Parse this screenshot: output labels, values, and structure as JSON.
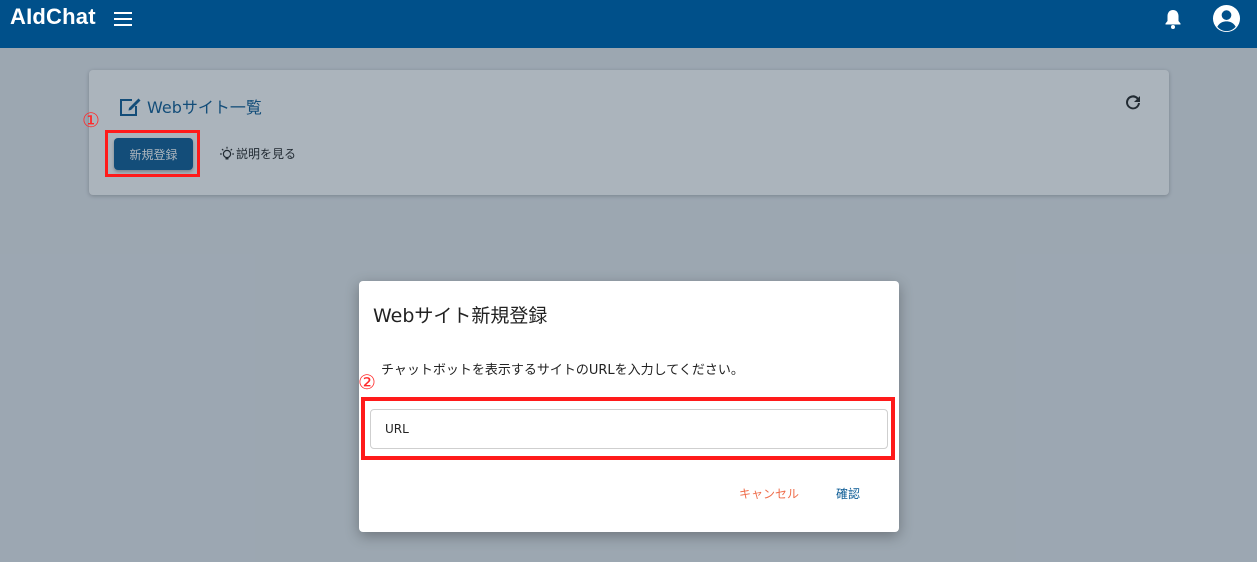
{
  "app": {
    "brand": "AIdChat",
    "icons": {
      "menu": "menu-icon",
      "bell": "bell-icon",
      "account": "account-circle-icon"
    }
  },
  "card": {
    "title": "Webサイト一覧",
    "new_button": "新規登録",
    "help_link": "説明を見る"
  },
  "dialog": {
    "title": "Webサイト新規登録",
    "description": "チャットボットを表示するサイトのURLを入力してください。",
    "url_placeholder": "URL",
    "cancel_label": "キャンセル",
    "confirm_label": "確認"
  },
  "annotations": {
    "marker_1": "①",
    "marker_2": "②"
  },
  "colors": {
    "topbar": "#00508a",
    "primary": "#0a5a94",
    "cancel": "#ef6e4c",
    "annotation": "#ff1a1a"
  }
}
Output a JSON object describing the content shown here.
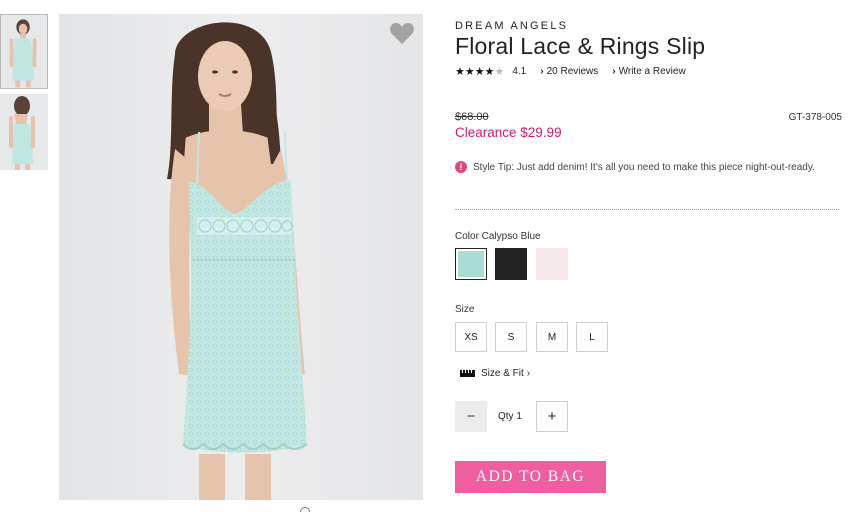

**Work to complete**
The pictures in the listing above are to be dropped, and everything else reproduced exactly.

**Answer for this exercise**
Parse this screenshot: output labels, values, and structure as JSON.
{
  "app": {
    "brand": "AIdChat",
    "icons": {
      "menu": "menu-icon",
      "bell": "bell-icon",
      "account": "account-circle-icon"
    }
  },
  "card": {
    "title": "Webサイト一覧",
    "new_button": "新規登録",
    "help_link": "説明を見る"
  },
  "dialog": {
    "title": "Webサイト新規登録",
    "description": "チャットボットを表示するサイトのURLを入力してください。",
    "url_placeholder": "URL",
    "cancel_label": "キャンセル",
    "confirm_label": "確認"
  },
  "annotations": {
    "marker_1": "①",
    "marker_2": "②"
  },
  "colors": {
    "topbar": "#00508a",
    "primary": "#0a5a94",
    "cancel": "#ef6e4c",
    "annotation": "#ff1a1a"
  }
}
Output a JSON object describing the content shown here.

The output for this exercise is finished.